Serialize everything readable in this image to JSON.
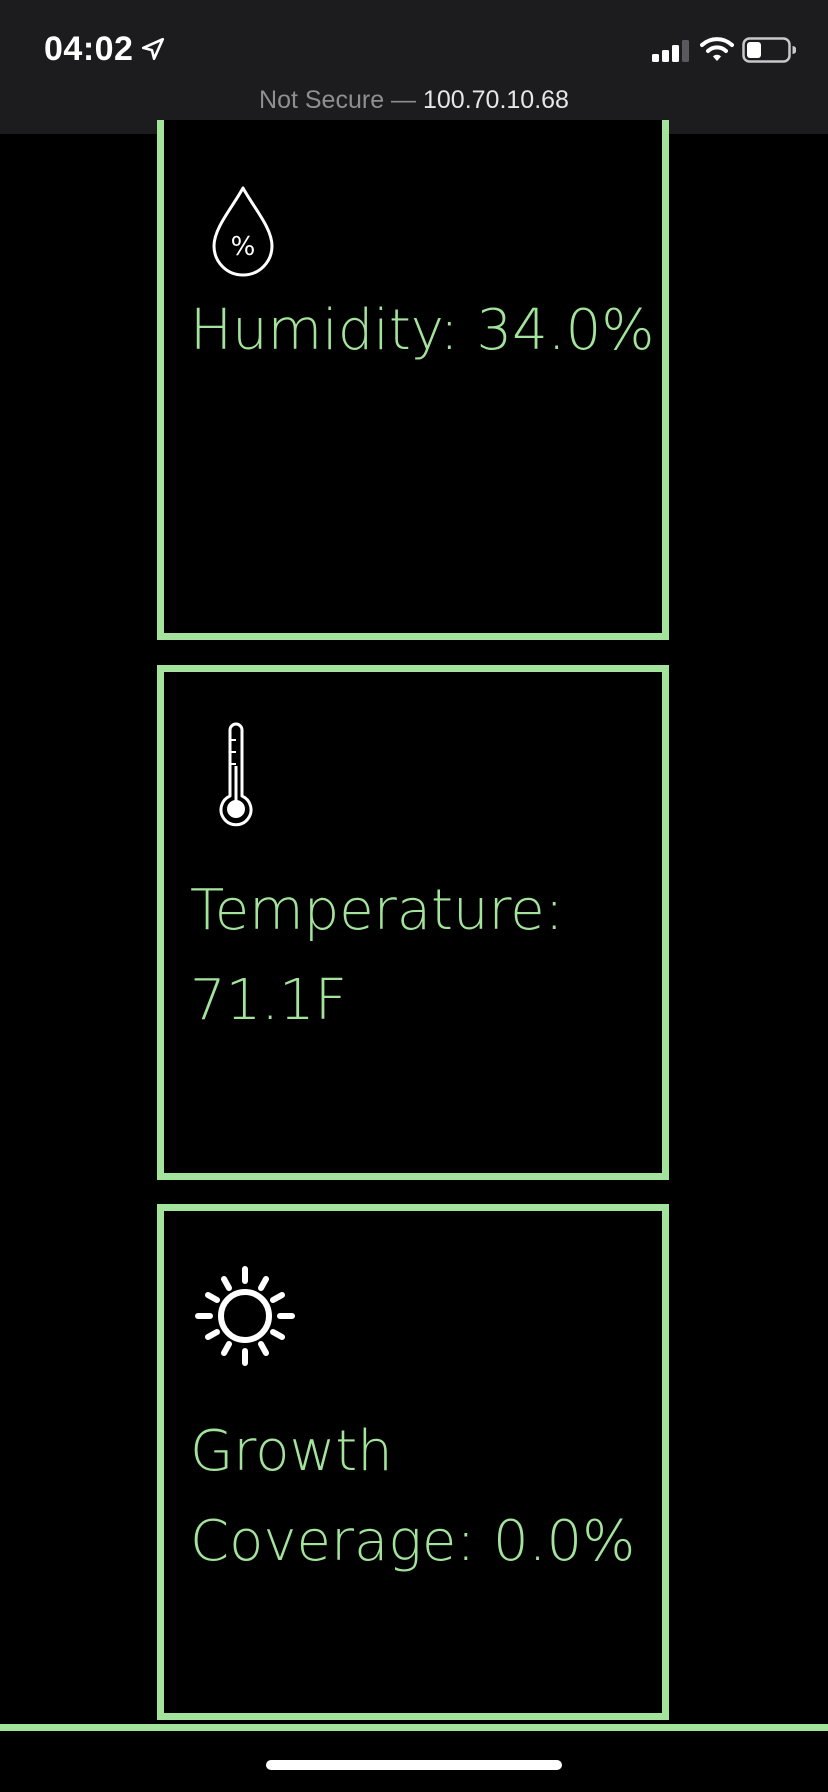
{
  "status_bar": {
    "time": "04:02",
    "icons": [
      "location-arrow-icon",
      "cellular-signal-icon",
      "wifi-icon",
      "battery-icon"
    ]
  },
  "browser": {
    "security_text": "Not Secure — ",
    "host": "100.70.10.68"
  },
  "cards": {
    "humidity": {
      "icon": "humidity-drop-icon",
      "icon_text": "%",
      "label": "Humidity: 34.0%"
    },
    "temperature": {
      "icon": "thermometer-icon",
      "label_line1": "Temperature:",
      "label_line2": "71.1F"
    },
    "growth": {
      "icon": "sun-icon",
      "label_line1": "Growth",
      "label_line2": "Coverage: 0.0%"
    }
  },
  "colors": {
    "accent": "#a3e39b",
    "background": "#000000",
    "status_bar_bg": "#1c1c1e"
  }
}
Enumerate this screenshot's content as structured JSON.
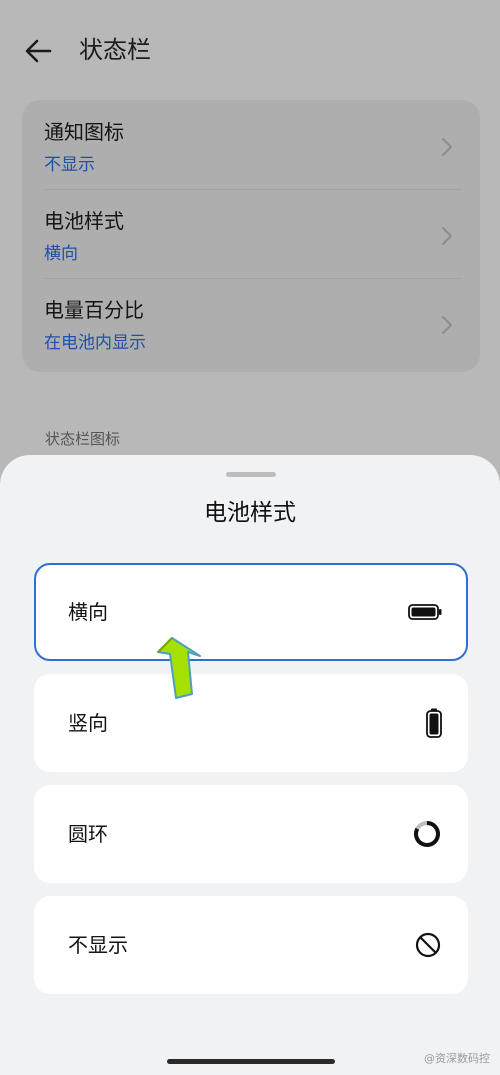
{
  "header": {
    "title": "状态栏"
  },
  "settings": [
    {
      "title": "通知图标",
      "value": "不显示"
    },
    {
      "title": "电池样式",
      "value": "横向"
    },
    {
      "title": "电量百分比",
      "value": "在电池内显示"
    }
  ],
  "section_label": "状态栏图标",
  "sheet": {
    "title": "电池样式",
    "options": [
      {
        "label": "横向",
        "selected": true,
        "icon": "battery-horizontal-icon"
      },
      {
        "label": "竖向",
        "selected": false,
        "icon": "battery-vertical-icon"
      },
      {
        "label": "圆环",
        "selected": false,
        "icon": "battery-ring-icon"
      },
      {
        "label": "不显示",
        "selected": false,
        "icon": "hidden-icon"
      }
    ]
  },
  "watermark": "@资深数码控",
  "colors": {
    "accent": "#2f6fd0",
    "link": "#1f4fa8",
    "arrow": "#a6e000"
  }
}
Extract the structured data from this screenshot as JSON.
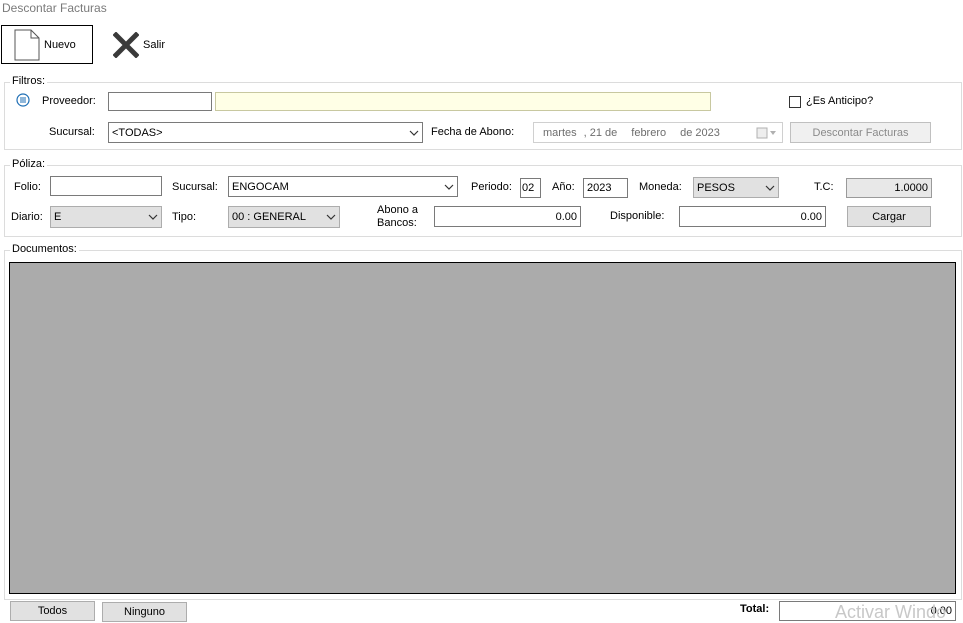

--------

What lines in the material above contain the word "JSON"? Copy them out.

Serialize everything readable in this image to JSON.
Enumerate this screenshot's content as structured JSON.
Extract the structured data from this screenshot as JSON.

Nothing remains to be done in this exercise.